As part of an Innovation and Entrepreneurship class for the UTSA College of Business Executive Master of Business Administration (EMBA) program, Associate Professor Kathryn Keeton is challenging EMBA students to consider how they can innovate using crowdfunding and crowdsourcing.

EMBA students learn about crowdsourcing"I want students in my class to have a paradigm shift,” said Keeton. “When we introduce this topic there is resistance. The resistance is expected and is normal–I am challenging the class to figure out how they can work around it.”
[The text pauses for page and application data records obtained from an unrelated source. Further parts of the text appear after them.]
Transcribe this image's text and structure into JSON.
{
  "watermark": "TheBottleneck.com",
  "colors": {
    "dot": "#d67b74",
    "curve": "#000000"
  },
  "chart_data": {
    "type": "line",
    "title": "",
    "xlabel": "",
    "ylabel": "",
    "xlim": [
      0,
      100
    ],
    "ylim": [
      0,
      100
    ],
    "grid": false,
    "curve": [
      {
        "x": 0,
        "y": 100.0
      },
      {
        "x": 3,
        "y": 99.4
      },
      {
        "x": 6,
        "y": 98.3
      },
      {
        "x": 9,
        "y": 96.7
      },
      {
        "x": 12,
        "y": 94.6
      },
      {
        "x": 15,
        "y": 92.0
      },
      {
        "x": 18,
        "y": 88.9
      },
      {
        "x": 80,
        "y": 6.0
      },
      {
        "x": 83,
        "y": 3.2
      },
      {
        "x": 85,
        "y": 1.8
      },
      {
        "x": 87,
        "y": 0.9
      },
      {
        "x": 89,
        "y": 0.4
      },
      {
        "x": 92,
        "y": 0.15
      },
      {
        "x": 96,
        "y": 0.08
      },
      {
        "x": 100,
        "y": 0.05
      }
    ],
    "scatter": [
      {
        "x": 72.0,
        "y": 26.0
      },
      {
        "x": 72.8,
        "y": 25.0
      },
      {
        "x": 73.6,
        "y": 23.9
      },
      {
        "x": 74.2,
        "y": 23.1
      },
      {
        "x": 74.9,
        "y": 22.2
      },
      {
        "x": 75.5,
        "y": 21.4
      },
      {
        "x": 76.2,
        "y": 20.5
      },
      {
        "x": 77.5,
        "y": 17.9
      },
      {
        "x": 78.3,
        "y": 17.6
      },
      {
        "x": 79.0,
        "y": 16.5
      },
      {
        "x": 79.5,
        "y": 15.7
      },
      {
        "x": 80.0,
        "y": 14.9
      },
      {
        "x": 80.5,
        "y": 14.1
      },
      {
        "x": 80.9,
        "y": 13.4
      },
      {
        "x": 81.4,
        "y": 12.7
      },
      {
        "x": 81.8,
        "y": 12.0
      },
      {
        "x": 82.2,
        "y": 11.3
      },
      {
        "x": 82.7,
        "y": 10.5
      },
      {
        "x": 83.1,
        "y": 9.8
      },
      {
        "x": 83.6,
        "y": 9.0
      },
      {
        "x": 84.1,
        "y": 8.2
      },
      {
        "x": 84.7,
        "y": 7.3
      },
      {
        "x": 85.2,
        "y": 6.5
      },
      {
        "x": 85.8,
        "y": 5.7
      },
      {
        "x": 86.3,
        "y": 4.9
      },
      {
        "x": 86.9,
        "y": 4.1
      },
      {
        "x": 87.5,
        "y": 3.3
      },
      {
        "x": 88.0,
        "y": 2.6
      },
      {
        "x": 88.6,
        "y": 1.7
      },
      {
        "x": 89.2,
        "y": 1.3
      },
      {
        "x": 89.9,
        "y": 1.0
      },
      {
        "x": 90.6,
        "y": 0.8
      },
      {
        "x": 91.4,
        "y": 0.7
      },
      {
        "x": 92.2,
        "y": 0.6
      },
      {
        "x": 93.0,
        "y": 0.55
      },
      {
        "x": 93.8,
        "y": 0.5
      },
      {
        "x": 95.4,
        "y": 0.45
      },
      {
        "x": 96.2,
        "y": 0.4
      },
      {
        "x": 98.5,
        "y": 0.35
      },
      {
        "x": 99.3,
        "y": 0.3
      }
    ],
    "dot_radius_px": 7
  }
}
The term crowdsourcing, which describes the process of using the power of the crowd to solve problems or complete tasks, is trendy but not new. A blog post by Alec Lynch in 2010 on the history of crowdsourcing shares an example from 1714, where the British Government offered a monetary prize for a solution to “The Longitude Problem,” which killed thousands of sailors every year.

The goal of the class is that EMBA students will walk away with an understanding of how crowdsourcing can be used as a resource to achieve innovative solutions or access specific expertise.

In a 2016 report by Deloitte, they estimated that 75 percent of high-performing enterprises globally would use some form of crowdsourcing by 2018.

Keeton, who worked as a contractor for NASA, shared that her team was able to develop a viable path that allowed NASA employees to harness crowdsourcing to accelerate and build capacity for software design, product development and other innovations.

“There are so many examples of how organizations large and small have embraced crowdsourcing,” said Keeton. “For example, companies like Frito Lay, General Electric and General Mills have entire departments that only use crowdsourcing platforms to solve problems.”

Keeton’s EMBA class had the opportunity to participate in a real crowd-based experience evaluating borrowers’ proposals for the international nonprofit crowdfunding platform, Kiva. Kiva’s new platform relies on crowdsourcing rather than crowdfunding to provide graduate business students and working professionals with unique insight into social investing.

Participants on gain firsthand experience in social investing and real social enterprise business models, as they review, discuss and evaluate proposals from social enterprises and prioritize projects. In return, Kiva is able to review proposals faster and reduce barriers for social enterprises to access capital.

“In this version of, the crowd’s votes are monitored by Kiva staff, and they serve as an additional data point in helping make the final decision. Votes, comments and questions from the crowd help streamline the process. Eventually, we hope to have a platform where the crowd can make decisions without Kiva’s supervision,” says Carlos Pierre, Kiva’s director of investments.

Keeton hopes that through experiences such as these, UTSA EMBA students will not only gain a better understanding of crowdsourcing but will also discover the benefits of employing it in their own organizations.

— Joanna Carver